In the past 60 odd days marketers are scrambling, experimenting, innovating by pivoting a lot of what was planned offline into digital and online efforts
By Megha H Desai
At the heart of brand activations or experiential marketing at large, the key has always been forging connections between people – bringing together a like-minded community to share a common experience, one the brand represents.
In the past 60 odd days however, marketers are scrambling, experimenting, innovating by pivoting a lot of what was planned offline into digital and online efforts. This requires rethinking and retooling. The question is how can marketers build or engage with their community when the entire community is locked down at home? And do brands need to create a short-term strategy only or is this going to rewire the long-term planning as well?
Go where your audience is
Pokemon Go quickly tweaked its offering during this time to allow its users to play indoor and let gamers complete their game without meeting in person. I believe the brand witnessed a 60-65% jump in consumer spending after this was done! So brands need to figure how to reach their consumers’ homes, devices, profiles. Outdoor media has and will see a burnout in the coming few months.
It is critical therefore, more than ever before, for brands to be inside the content rather than pushing that content from the outside.
The emphasis is more on the message now, less on the medium of delivery
Think about it – all the brands today know exactly where their consumer is. In the house. The ‘Where’ part of the strategy is solved. It’s either the TV, the mobile phone or an in between screen like a desktop or laptop. The priority therefore is what is the message the brands are sending out to their consumers?
I think LVMH was one of the early adopters in this where the brand decided that it was important for them to stand ‘with their community’ during this time and they adapted their production facility to make hand sanitisers for the community at large. Loyalty of their consumers gets cemented with such activities and messaging that implies they are a ‘brand that cares.’
In India, companies like Diageo also committed their facility to make 3 lakh litres of hand sanitizer along with providing health insurance for trade partners making them a company that is thinking beyond immediate profit.
More importantly, the messaging indicates that the brand is a part of the community, and not someone on the outside talking to the community.
Connections, Connections, Connections – whether you are offline or online
The largest sports events, the biggest concerts, conferences, exhibitions – everything is off the table for now. What all these events did was bring human beings together and gave them an opportunity to connect with the brand and connect with each other.
Guess what – consumers are building those connections even now – look at the unprecedented rise of Zoom app downloads – from 10 million daily users to over 200 million! Human beings are social creatures, and everyone is still looking for that connection and that shared experience.
Consumers are building their own communities, even now. We’re seeing it happen around us – Facebook Watch, Houseparty apps, Zoom live sessions and the like. Just as people need to be connected, it’s important for brands to as well by encouraging group experiences and providing additional value in some way.
How does a brand create and how does a brand measure?

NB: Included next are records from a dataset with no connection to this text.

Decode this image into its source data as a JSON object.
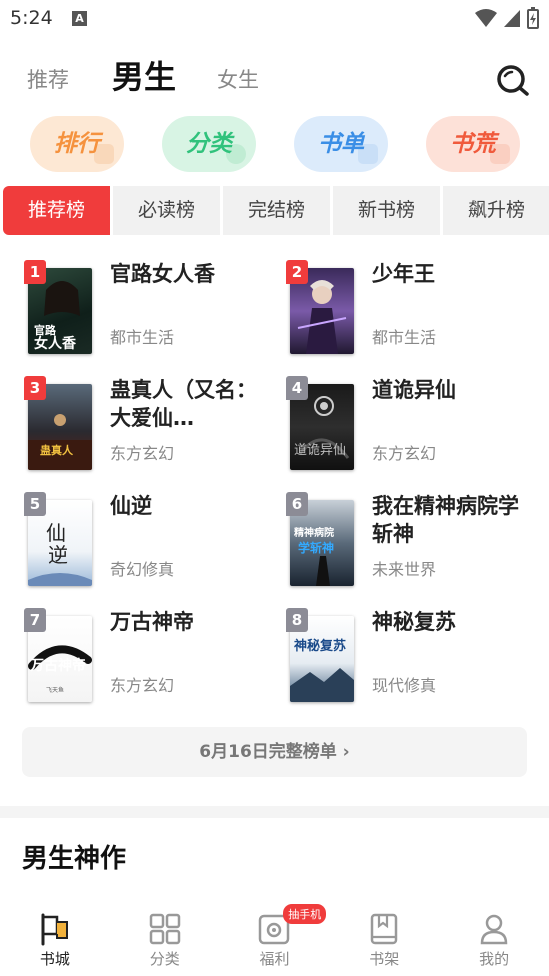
{
  "status_bar": {
    "time": "5:24",
    "notif_letter": "A"
  },
  "top_tabs": {
    "recommend": "推荐",
    "male": "男生",
    "female": "女生"
  },
  "categories": [
    {
      "label": "排行",
      "color": "#f5923e",
      "bg": "#fde8d4"
    },
    {
      "label": "分类",
      "color": "#31c27c",
      "bg": "#d8f4e4"
    },
    {
      "label": "书单",
      "color": "#3a8ee6",
      "bg": "#dcebfb"
    },
    {
      "label": "书荒",
      "color": "#f05a3c",
      "bg": "#fde1d8"
    }
  ],
  "rank_tabs": [
    "推荐榜",
    "必读榜",
    "完结榜",
    "新书榜",
    "飙升榜"
  ],
  "books": [
    {
      "rank": "1",
      "title": "官路女人香",
      "genre": "都市生活",
      "cover_text": "官路女人香"
    },
    {
      "rank": "2",
      "title": "少年王",
      "genre": "都市生活",
      "cover_text": ""
    },
    {
      "rank": "3",
      "title": "蛊真人（又名：大爱仙…",
      "genre": "东方玄幻",
      "cover_text": "蛊真人"
    },
    {
      "rank": "4",
      "title": "道诡异仙",
      "genre": "东方玄幻",
      "cover_text": "道诡异仙"
    },
    {
      "rank": "5",
      "title": "仙逆",
      "genre": "奇幻修真",
      "cover_text": "仙逆"
    },
    {
      "rank": "6",
      "title": "我在精神病院学斩神",
      "genre": "未来世界",
      "cover_text": "精神病院学斩神"
    },
    {
      "rank": "7",
      "title": "万古神帝",
      "genre": "东方玄幻",
      "cover_text": "万古神帝"
    },
    {
      "rank": "8",
      "title": "神秘复苏",
      "genre": "现代修真",
      "cover_text": "神秘复苏"
    }
  ],
  "full_list_label": "6月16日完整榜单 ›",
  "section_title": "男生神作",
  "bottom_nav": {
    "bookstore": "书城",
    "category": "分类",
    "welfare": "福利",
    "welfare_badge": "抽手机",
    "bookshelf": "书架",
    "mine": "我的"
  },
  "colors": {
    "accent": "#f03c3c",
    "rank_top3": "#f03c3c",
    "rank_other": "#8c8c96"
  }
}
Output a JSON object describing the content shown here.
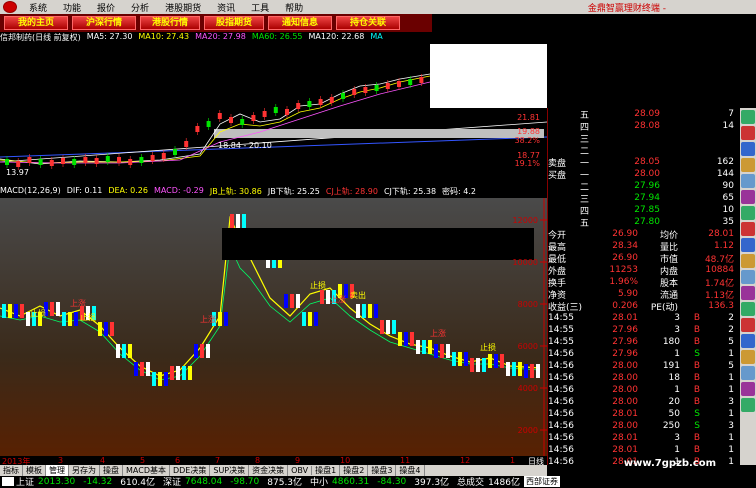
{
  "menubar": {
    "items": [
      "系统",
      "功能",
      "报价",
      "分析",
      "港股期货",
      "资讯",
      "工具",
      "帮助"
    ],
    "app_title": "金鼎智赢理财终端 -"
  },
  "navbar": {
    "buttons": [
      "我的主页",
      "沪深行情",
      "港股行情",
      "股指期货",
      "通知信息",
      "持仓关联"
    ]
  },
  "kline_info": {
    "stock": "信邦制药(日线 前复权)",
    "ma5": "MA5: 27.30",
    "ma10": "MA10: 27.43",
    "ma20": "MA20: 27.98",
    "ma60": "MA60: 26.55",
    "ma120": "MA120: 22.68",
    "ma_last": "MA"
  },
  "kline_prices": {
    "p1": "21.81",
    "p2": "19.88",
    "p3": "18.77",
    "pct1": "38.2%",
    "pct2": "19.1%",
    "low_label": "13.97",
    "range_label": "18.84 - 20.10"
  },
  "macd_info": {
    "macd_label": "MACD(12,26,9)",
    "dif": "DIF: 0.11",
    "dea": "DEA: 0.26",
    "macd": "MACD: -0.29",
    "jb_up": "JB上轨: 30.86",
    "jb_down": "JB下轨: 25.25",
    "cj_up": "CJ上轨: 28.90",
    "cj_down": "CJ下轨: 25.38",
    "secret": "密码: 4.2"
  },
  "macd_axis": [
    "12000",
    "10000",
    "8000",
    "6000",
    "4000",
    "2000"
  ],
  "annotations": [
    "止损",
    "上涨",
    "止损",
    "上涨",
    "止损",
    "上涨",
    "卖出",
    "上涨",
    "止损"
  ],
  "xaxis": {
    "labels": [
      "2013年",
      "3",
      "4",
      "5",
      "6",
      "7",
      "8",
      "9",
      "10",
      "11",
      "12",
      "1"
    ],
    "right_label": "日线"
  },
  "quote": {
    "sell": [
      {
        "lvl": "五",
        "p": "28.09",
        "v": "7"
      },
      {
        "lvl": "四",
        "p": "28.08",
        "v": "14"
      },
      {
        "lvl": "三",
        "p": "",
        "v": ""
      },
      {
        "lvl": "二",
        "p": "",
        "v": ""
      },
      {
        "lvl": "一",
        "p": "28.05",
        "v": "162"
      }
    ],
    "sell_label": "卖盘",
    "buy_label": "买盘",
    "buy": [
      {
        "lvl": "一",
        "p": "28.00",
        "v": "144"
      },
      {
        "lvl": "二",
        "p": "27.96",
        "v": "90"
      },
      {
        "lvl": "三",
        "p": "27.94",
        "v": "65"
      },
      {
        "lvl": "四",
        "p": "27.85",
        "v": "10"
      },
      {
        "lvl": "五",
        "p": "27.80",
        "v": "35"
      }
    ],
    "stats": [
      [
        "今开",
        "26.90",
        "均价",
        "28.01"
      ],
      [
        "最高",
        "28.34",
        "量比",
        "1.12"
      ],
      [
        "最低",
        "26.90",
        "市值",
        "48.7亿"
      ],
      [
        "外盘",
        "11253",
        "内盘",
        "10884"
      ],
      [
        "换手",
        "1.96%",
        "股本",
        "1.74亿"
      ],
      [
        "净资",
        "5.90",
        "流通",
        "1.13亿"
      ],
      [
        "收益(三)",
        "0.206",
        "PE(动)",
        "136.3"
      ]
    ],
    "ticks": [
      [
        "14:55",
        "28.01",
        "3",
        "B",
        "2"
      ],
      [
        "14:55",
        "27.96",
        "3",
        "B",
        "2"
      ],
      [
        "14:55",
        "27.96",
        "180",
        "B",
        "5"
      ],
      [
        "14:56",
        "27.96",
        "1",
        "S",
        "1"
      ],
      [
        "14:56",
        "28.00",
        "191",
        "B",
        "5"
      ],
      [
        "14:56",
        "28.00",
        "18",
        "B",
        "1"
      ],
      [
        "14:56",
        "28.00",
        "1",
        "B",
        "1"
      ],
      [
        "14:56",
        "28.00",
        "20",
        "B",
        "3"
      ],
      [
        "14:56",
        "28.01",
        "50",
        "S",
        "1"
      ],
      [
        "14:56",
        "28.00",
        "250",
        "S",
        "3"
      ],
      [
        "14:56",
        "28.01",
        "3",
        "B",
        "1"
      ],
      [
        "14:56",
        "28.01",
        "1",
        "B",
        "1"
      ],
      [
        "14:56",
        "28.01",
        "1",
        "B",
        "1"
      ]
    ]
  },
  "bottom_tabs": [
    "指标",
    "模板",
    "管理",
    "另存为",
    "操盘",
    "MACD基本",
    "DDE决策",
    "SUP决策",
    "资金决策",
    "OBV",
    "操盘1",
    "操盘2",
    "操盘3",
    "操盘4"
  ],
  "sub_tabs": [
    "扩展区",
    "关联报价"
  ],
  "status": {
    "sh_label": "上证",
    "sh_val": "2013.30",
    "sh_chg": "-14.32",
    "sh_amt": "610.4亿",
    "sz_label": "深证",
    "sz_val": "7648.04",
    "sz_chg": "-98.70",
    "sz_amt": "875.3亿",
    "zx_label": "中小",
    "zx_val": "4860.31",
    "zx_chg": "-84.30",
    "zx_amt": "397.3亿",
    "vol_label": "总成交",
    "vol_val": "1486亿",
    "broker": "西部证券",
    "watermark": "www.7gpzb.com"
  },
  "colors": {
    "up": "#ff3333",
    "down": "#00e600",
    "accent": "#ffff00"
  }
}
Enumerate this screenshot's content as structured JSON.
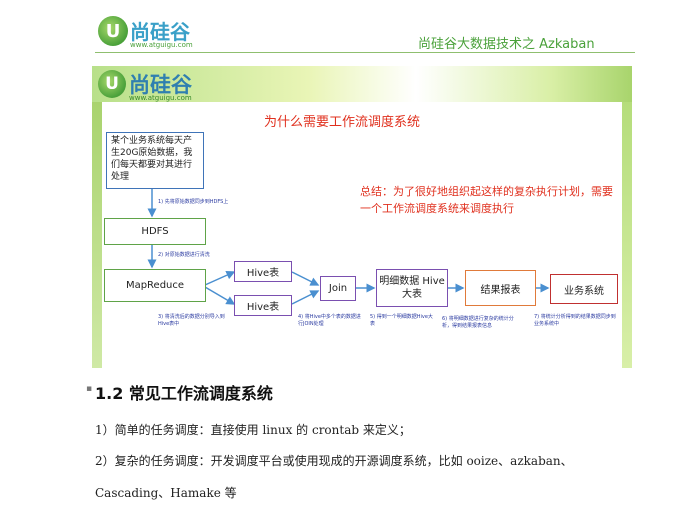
{
  "header": {
    "logo_letter": "U",
    "logo_name": "尚硅谷",
    "logo_url": "www.atguigu.com",
    "title": "尚硅谷大数据技术之 Azkaban"
  },
  "slide": {
    "logo_letter": "U",
    "logo_name": "尚硅谷",
    "logo_url": "www.atguigu.com",
    "title": "为什么需要工作流调度系统",
    "summary": "总结：为了很好地组织起这样的复杂执行计划，需要一个工作流调度系统来调度执行",
    "boxes": {
      "business": "某个业务系统每天产生20G原始数据，我们每天都要对其进行处理",
      "hdfs": "HDFS",
      "mapreduce": "MapReduce",
      "hive1": "Hive表",
      "hive2": "Hive表",
      "join": "Join",
      "detail": "明细数据 Hive大表",
      "report": "结果报表",
      "biz_system": "业务系统"
    },
    "notes": {
      "n1": "1) 先将原始数据同步到HDFS上",
      "n2": "2) 对原始数据进行清洗",
      "n3": "3) 将清洗后的数据分别导入到Hive表中",
      "n4": "4) 将Hive中多个表的数据进行JOIN处理",
      "n5": "5) 得到一个明细数据Hive大表",
      "n6": "6) 将明细数据进行复杂的统计分析，得到结果报表信息",
      "n7": "7) 将统计分析得到的结果数据同步到业务系统中"
    }
  },
  "doc": {
    "heading": "1.2 常见工作流调度系统",
    "line1": "1）简单的任务调度：直接使用 linux 的 crontab 来定义；",
    "line2": "2）复杂的任务调度：开发调度平台或使用现成的开源调度系统，比如 ooize、azkaban、",
    "line3": "Cascading、Hamake 等"
  }
}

There is no denying that given the new work systems, it is harder to develop a full-fledged campaign. Colleagues are in remote places, work hours keep changing with additional house work, morale tends to dip with the looming uncertainty everywhere. One key thing, therefore, is for brands to deliver positive and uplifting tone and messaging.
People are going to be high strung, cautious even in the coming days. Consumers’ buying decisions, patterns will change for the long term so figuring how and when people will behave is a question every marketer needs to keep exploring. Community building will need to happen not just through advertising but through the services and the delight that the brand provides.
On the surface, community-building may seem trickier to measure than traditional ad campaigns. However, sources say metrics like sentiment, earned media and engagement can help marketers gauge consumer response.
Offline activations are about that one day/ few hours that the community comes together to experience something. Before and after is usually an extension of that shared experience. However, the same activity when made digital, needs more consistency rather than a one-off hit. Virality may be easy to achieve but it cannot be an everyday thing. Virality spreads far but not deep.
Brand activations have always focused on building brand loyalty. And that focus should not change even today.
The author is the founder of TABHRASA